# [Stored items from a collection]
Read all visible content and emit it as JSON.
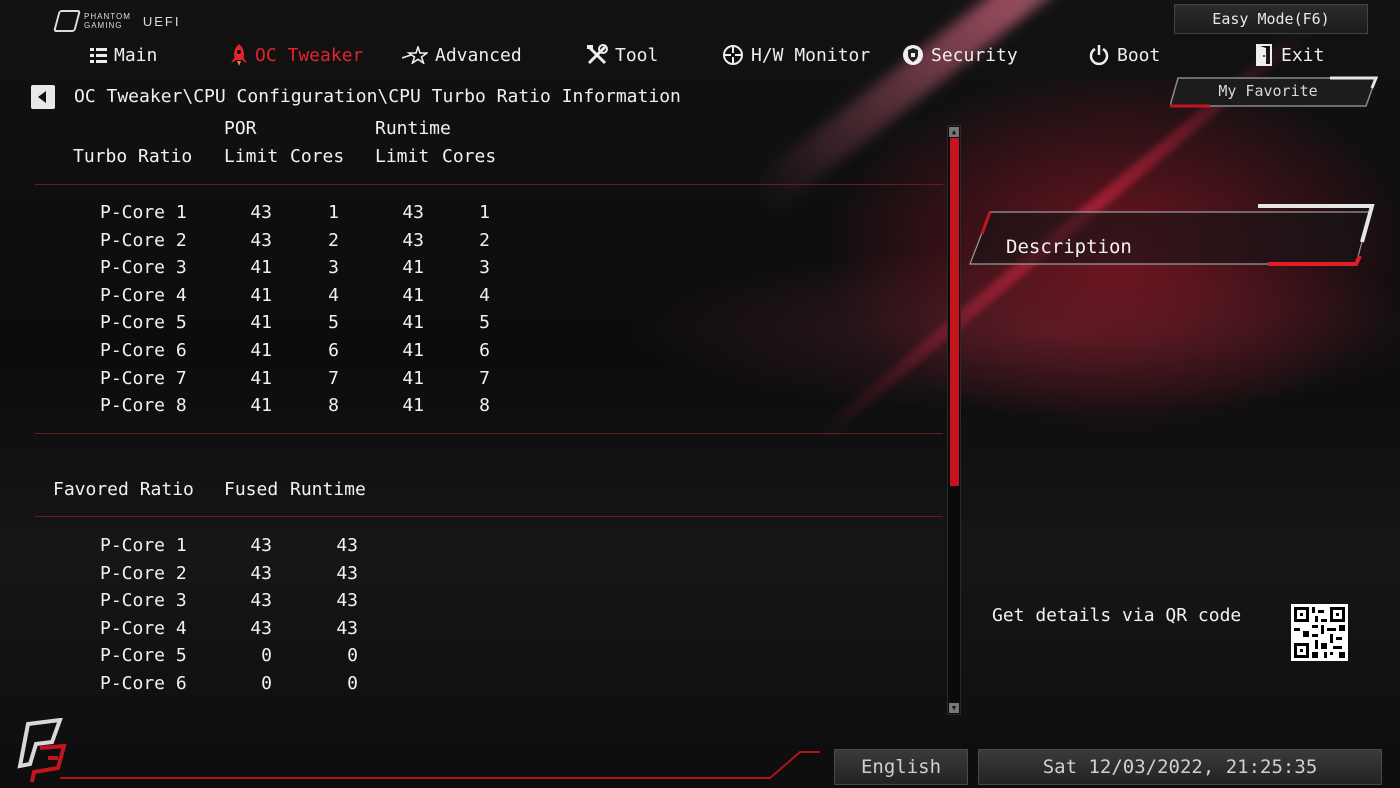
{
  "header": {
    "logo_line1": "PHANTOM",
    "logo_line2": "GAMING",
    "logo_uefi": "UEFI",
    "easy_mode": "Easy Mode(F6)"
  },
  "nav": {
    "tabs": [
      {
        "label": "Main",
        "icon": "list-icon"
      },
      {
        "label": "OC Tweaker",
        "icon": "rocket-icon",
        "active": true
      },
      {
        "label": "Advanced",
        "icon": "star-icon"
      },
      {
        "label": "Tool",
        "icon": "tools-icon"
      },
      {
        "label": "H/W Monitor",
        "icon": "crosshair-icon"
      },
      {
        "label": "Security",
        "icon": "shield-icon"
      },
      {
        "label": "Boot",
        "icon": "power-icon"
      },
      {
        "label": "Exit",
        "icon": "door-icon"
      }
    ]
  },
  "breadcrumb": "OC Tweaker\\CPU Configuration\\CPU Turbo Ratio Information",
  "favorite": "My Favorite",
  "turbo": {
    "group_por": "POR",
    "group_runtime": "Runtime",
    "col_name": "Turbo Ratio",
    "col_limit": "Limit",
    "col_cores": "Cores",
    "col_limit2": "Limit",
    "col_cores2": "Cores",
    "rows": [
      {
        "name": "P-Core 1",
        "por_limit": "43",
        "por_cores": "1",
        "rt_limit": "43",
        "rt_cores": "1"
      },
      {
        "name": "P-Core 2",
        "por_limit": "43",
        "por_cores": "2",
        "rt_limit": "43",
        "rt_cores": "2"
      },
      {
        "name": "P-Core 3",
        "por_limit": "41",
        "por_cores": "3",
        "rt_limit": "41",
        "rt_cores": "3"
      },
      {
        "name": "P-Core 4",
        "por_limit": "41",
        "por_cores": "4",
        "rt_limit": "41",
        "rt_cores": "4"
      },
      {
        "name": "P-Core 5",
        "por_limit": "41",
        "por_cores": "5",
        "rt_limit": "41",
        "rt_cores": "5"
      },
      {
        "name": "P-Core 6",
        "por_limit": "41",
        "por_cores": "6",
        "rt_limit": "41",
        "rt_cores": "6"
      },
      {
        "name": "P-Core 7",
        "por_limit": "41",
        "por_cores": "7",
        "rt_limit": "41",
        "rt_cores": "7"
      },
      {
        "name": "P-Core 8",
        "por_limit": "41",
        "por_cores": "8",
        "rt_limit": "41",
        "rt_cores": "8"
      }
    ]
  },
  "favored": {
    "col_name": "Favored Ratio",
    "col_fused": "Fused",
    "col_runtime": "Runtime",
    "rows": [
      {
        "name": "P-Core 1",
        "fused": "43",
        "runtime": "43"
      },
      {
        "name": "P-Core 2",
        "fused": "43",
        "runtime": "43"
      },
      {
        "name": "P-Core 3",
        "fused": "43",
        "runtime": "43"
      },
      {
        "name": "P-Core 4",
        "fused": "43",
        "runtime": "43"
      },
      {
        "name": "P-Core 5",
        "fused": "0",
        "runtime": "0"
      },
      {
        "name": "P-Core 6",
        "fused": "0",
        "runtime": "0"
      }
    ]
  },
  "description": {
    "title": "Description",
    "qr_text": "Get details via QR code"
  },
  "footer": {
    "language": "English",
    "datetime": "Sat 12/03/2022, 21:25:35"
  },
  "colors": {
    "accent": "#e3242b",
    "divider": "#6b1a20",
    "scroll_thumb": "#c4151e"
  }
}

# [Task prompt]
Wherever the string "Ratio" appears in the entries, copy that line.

# [Written solution]
  "breadcrumb": "OC Tweaker\\CPU Configuration\\CPU Turbo Ratio Information",
    "col_name": "Turbo Ratio",
    "col_name": "Favored Ratio",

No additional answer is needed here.